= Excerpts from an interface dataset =
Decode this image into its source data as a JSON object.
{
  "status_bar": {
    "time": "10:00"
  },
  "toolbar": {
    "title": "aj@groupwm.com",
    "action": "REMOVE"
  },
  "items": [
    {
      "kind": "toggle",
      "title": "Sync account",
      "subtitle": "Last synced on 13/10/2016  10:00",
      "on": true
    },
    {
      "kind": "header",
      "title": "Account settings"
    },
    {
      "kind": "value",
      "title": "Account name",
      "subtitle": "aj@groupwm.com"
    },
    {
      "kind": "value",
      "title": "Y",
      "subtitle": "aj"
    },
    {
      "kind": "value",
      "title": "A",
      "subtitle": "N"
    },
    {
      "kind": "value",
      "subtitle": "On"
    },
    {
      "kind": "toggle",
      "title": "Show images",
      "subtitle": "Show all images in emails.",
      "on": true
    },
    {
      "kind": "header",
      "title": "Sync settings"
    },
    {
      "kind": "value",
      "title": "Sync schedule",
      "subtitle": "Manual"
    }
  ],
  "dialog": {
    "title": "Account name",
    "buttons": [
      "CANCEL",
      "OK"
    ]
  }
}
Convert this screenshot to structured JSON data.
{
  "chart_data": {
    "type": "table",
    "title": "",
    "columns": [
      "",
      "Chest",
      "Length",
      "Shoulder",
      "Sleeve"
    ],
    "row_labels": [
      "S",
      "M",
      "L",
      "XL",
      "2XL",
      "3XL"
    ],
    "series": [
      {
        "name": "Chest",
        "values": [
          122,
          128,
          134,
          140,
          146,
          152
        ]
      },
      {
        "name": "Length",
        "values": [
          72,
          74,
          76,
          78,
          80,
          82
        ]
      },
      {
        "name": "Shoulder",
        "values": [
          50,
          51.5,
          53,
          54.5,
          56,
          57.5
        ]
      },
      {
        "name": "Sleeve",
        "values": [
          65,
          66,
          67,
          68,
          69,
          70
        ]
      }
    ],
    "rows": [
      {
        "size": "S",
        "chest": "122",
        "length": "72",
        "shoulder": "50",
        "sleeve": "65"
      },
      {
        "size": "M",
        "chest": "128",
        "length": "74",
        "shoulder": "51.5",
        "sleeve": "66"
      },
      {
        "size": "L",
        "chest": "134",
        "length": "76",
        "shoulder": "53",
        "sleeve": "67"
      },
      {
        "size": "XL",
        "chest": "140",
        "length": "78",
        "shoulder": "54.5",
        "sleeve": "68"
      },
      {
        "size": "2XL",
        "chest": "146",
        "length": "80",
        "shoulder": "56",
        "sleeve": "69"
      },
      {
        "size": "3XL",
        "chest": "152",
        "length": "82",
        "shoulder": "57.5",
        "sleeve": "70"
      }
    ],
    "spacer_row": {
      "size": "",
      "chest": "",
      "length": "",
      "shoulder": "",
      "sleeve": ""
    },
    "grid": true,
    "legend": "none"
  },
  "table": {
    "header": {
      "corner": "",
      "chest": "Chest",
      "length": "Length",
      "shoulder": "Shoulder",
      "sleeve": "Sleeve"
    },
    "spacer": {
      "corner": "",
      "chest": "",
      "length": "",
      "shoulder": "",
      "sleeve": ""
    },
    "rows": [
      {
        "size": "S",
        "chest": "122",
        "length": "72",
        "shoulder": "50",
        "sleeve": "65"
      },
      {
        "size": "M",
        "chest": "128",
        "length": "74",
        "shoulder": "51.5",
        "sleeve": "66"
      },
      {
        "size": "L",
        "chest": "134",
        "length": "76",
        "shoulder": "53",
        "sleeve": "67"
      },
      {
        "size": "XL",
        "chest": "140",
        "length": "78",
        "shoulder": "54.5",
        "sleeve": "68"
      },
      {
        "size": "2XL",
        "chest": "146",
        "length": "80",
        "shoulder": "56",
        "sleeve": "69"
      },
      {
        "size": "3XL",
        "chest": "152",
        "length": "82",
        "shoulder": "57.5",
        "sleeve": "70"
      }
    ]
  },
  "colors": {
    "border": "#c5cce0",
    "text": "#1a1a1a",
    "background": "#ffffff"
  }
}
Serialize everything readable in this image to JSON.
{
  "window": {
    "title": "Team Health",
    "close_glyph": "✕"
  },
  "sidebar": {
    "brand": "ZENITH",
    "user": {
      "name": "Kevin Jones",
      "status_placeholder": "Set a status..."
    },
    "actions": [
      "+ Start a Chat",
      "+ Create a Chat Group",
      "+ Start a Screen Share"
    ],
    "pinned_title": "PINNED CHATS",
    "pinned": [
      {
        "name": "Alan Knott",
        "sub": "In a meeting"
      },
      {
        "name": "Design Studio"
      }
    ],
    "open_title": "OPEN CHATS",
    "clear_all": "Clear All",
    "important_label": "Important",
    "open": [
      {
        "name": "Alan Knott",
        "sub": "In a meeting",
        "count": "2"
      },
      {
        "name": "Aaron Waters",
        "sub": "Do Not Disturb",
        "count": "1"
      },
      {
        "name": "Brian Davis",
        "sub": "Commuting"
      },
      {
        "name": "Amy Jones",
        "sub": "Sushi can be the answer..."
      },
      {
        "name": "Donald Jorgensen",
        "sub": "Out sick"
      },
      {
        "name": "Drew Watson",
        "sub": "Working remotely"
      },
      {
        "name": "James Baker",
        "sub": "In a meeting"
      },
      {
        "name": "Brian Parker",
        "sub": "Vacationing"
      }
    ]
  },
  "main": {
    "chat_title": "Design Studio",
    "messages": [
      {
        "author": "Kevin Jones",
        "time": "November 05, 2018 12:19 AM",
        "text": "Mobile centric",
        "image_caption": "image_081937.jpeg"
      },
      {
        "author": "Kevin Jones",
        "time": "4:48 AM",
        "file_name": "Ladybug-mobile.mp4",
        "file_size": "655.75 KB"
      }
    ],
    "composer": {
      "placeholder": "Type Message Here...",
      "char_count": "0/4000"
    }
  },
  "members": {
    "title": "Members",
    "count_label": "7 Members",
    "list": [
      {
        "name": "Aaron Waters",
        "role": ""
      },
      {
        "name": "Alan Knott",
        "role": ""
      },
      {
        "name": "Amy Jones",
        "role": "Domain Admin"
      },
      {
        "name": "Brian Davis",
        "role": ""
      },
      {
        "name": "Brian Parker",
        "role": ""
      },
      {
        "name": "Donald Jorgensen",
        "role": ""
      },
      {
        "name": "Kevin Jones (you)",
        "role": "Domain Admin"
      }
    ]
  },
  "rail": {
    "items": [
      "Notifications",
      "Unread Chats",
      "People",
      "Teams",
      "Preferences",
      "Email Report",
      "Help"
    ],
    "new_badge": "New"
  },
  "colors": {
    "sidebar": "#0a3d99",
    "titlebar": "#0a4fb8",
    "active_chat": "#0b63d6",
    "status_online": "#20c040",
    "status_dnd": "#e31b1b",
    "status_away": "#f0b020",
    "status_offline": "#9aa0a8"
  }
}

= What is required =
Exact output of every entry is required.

= Answer =
Decode this image into its source data as a JSON object.
{
  "status_bar": {
    "time": "10:00"
  },
  "toolbar": {
    "title": "aj@groupwm.com",
    "action": "REMOVE"
  },
  "items": [
    {
      "kind": "toggle",
      "title": "Sync account",
      "subtitle": "Last synced on 13/10/2016  10:00",
      "on": true
    },
    {
      "kind": "header",
      "title": "Account settings"
    },
    {
      "kind": "value",
      "title": "Account name",
      "subtitle": "aj@groupwm.com"
    },
    {
      "kind": "value",
      "title": "Y",
      "subtitle": "aj"
    },
    {
      "kind": "value",
      "title": "A",
      "subtitle": "N"
    },
    {
      "kind": "value",
      "subtitle": "On"
    },
    {
      "kind": "toggle",
      "title": "Show images",
      "subtitle": "Show all images in emails.",
      "on": true
    },
    {
      "kind": "header",
      "title": "Sync settings"
    },
    {
      "kind": "value",
      "title": "Sync schedule",
      "subtitle": "Manual"
    }
  ],
  "dialog": {
    "title": "Account name",
    "buttons": [
      "CANCEL",
      "OK"
    ]
  }
}
Convert this screenshot to structured JSON data.
{
  "chart_data": {
    "type": "table",
    "title": "",
    "columns": [
      "",
      "Chest",
      "Length",
      "Shoulder",
      "Sleeve"
    ],
    "row_labels": [
      "S",
      "M",
      "L",
      "XL",
      "2XL",
      "3XL"
    ],
    "series": [
      {
        "name": "Chest",
        "values": [
          122,
          128,
          134,
          140,
          146,
          152
        ]
      },
      {
        "name": "Length",
        "values": [
          72,
          74,
          76,
          78,
          80,
          82
        ]
      },
      {
        "name": "Shoulder",
        "values": [
          50,
          51.5,
          53,
          54.5,
          56,
          57.5
        ]
      },
      {
        "name": "Sleeve",
        "values": [
          65,
          66,
          67,
          68,
          69,
          70
        ]
      }
    ],
    "rows": [
      {
        "size": "S",
        "chest": "122",
        "length": "72",
        "shoulder": "50",
        "sleeve": "65"
      },
      {
        "size": "M",
        "chest": "128",
        "length": "74",
        "shoulder": "51.5",
        "sleeve": "66"
      },
      {
        "size": "L",
        "chest": "134",
        "length": "76",
        "shoulder": "53",
        "sleeve": "67"
      },
      {
        "size": "XL",
        "chest": "140",
        "length": "78",
        "shoulder": "54.5",
        "sleeve": "68"
      },
      {
        "size": "2XL",
        "chest": "146",
        "length": "80",
        "shoulder": "56",
        "sleeve": "69"
      },
      {
        "size": "3XL",
        "chest": "152",
        "length": "82",
        "shoulder": "57.5",
        "sleeve": "70"
      }
    ],
    "spacer_row": {
      "size": "",
      "chest": "",
      "length": "",
      "shoulder": "",
      "sleeve": ""
    },
    "grid": true,
    "legend": "none"
  },
  "table": {
    "header": {
      "corner": "",
      "chest": "Chest",
      "length": "Length",
      "shoulder": "Shoulder",
      "sleeve": "Sleeve"
    },
    "spacer": {
      "corner": "",
      "chest": "",
      "length": "",
      "shoulder": "",
      "sleeve": ""
    },
    "rows": [
      {
        "size": "S",
        "chest": "122",
        "length": "72",
        "shoulder": "50",
        "sleeve": "65"
      },
      {
        "size": "M",
        "chest": "128",
        "length": "74",
        "shoulder": "51.5",
        "sleeve": "66"
      },
      {
        "size": "L",
        "chest": "134",
        "length": "76",
        "shoulder": "53",
        "sleeve": "67"
      },
      {
        "size": "XL",
        "chest": "140",
        "length": "78",
        "shoulder": "54.5",
        "sleeve": "68"
      },
      {
        "size": "2XL",
        "chest": "146",
        "length": "80",
        "shoulder": "56",
        "sleeve": "69"
      },
      {
        "size": "3XL",
        "chest": "152",
        "length": "82",
        "shoulder": "57.5",
        "sleeve": "70"
      }
    ]
  },
  "colors": {
    "border": "#c5cce0",
    "text": "#1a1a1a",
    "background": "#ffffff"
  }
}
Serialize everything readable in this image to JSON.
{
  "window": {
    "title": "Team Health",
    "close_glyph": "✕"
  },
  "sidebar": {
    "brand": "ZENITH",
    "user": {
      "name": "Kevin Jones",
      "status_placeholder": "Set a status..."
    },
    "actions": [
      "+ Start a Chat",
      "+ Create a Chat Group",
      "+ Start a Screen Share"
    ],
    "pinned_title": "PINNED CHATS",
    "pinned": [
      {
        "name": "Alan Knott",
        "sub": "In a meeting"
      },
      {
        "name": "Design Studio"
      }
    ],
    "open_title": "OPEN CHATS",
    "clear_all": "Clear All",
    "important_label": "Important",
    "open": [
      {
        "name": "Alan Knott",
        "sub": "In a meeting",
        "count": "2"
      },
      {
        "name": "Aaron Waters",
        "sub": "Do Not Disturb",
        "count": "1"
      },
      {
        "name": "Brian Davis",
        "sub": "Commuting"
      },
      {
        "name": "Amy Jones",
        "sub": "Sushi can be the answer..."
      },
      {
        "name": "Donald Jorgensen",
        "sub": "Out sick"
      },
      {
        "name": "Drew Watson",
        "sub": "Working remotely"
      },
      {
        "name": "James Baker",
        "sub": "In a meeting"
      },
      {
        "name": "Brian Parker",
        "sub": "Vacationing"
      }
    ]
  },
  "main": {
    "chat_title": "Design Studio",
    "messages": [
      {
        "author": "Kevin Jones",
        "time": "November 05, 2018 12:19 AM",
        "text": "Mobile centric",
        "image_caption": "image_081937.jpeg"
      },
      {
        "author": "Kevin Jones",
        "time": "4:48 AM",
        "file_name": "Ladybug-mobile.mp4",
        "file_size": "655.75 KB"
      }
    ],
    "composer": {
      "placeholder": "Type Message Here...",
      "char_count": "0/4000"
    }
  },
  "members": {
    "title": "Members",
    "count_label": "7 Members",
    "list": [
      {
        "name": "Aaron Waters",
        "role": ""
      },
      {
        "name": "Alan Knott",
        "role": ""
      },
      {
        "name": "Amy Jones",
        "role": "Domain Admin"
      },
      {
        "name": "Brian Davis",
        "role": ""
      },
      {
        "name": "Brian Parker",
        "role": ""
      },
      {
        "name": "Donald Jorgensen",
        "role": ""
      },
      {
        "name": "Kevin Jones (you)",
        "role": "Domain Admin"
      }
    ]
  },
  "rail": {
    "items": [
      "Notifications",
      "Unread Chats",
      "People",
      "Teams",
      "Preferences",
      "Email Report",
      "Help"
    ],
    "new_badge": "New"
  },
  "colors": {
    "sidebar": "#0a3d99",
    "titlebar": "#0a4fb8",
    "active_chat": "#0b63d6",
    "status_online": "#20c040",
    "status_dnd": "#e31b1b",
    "status_away": "#f0b020",
    "status_offline": "#9aa0a8"
  }
}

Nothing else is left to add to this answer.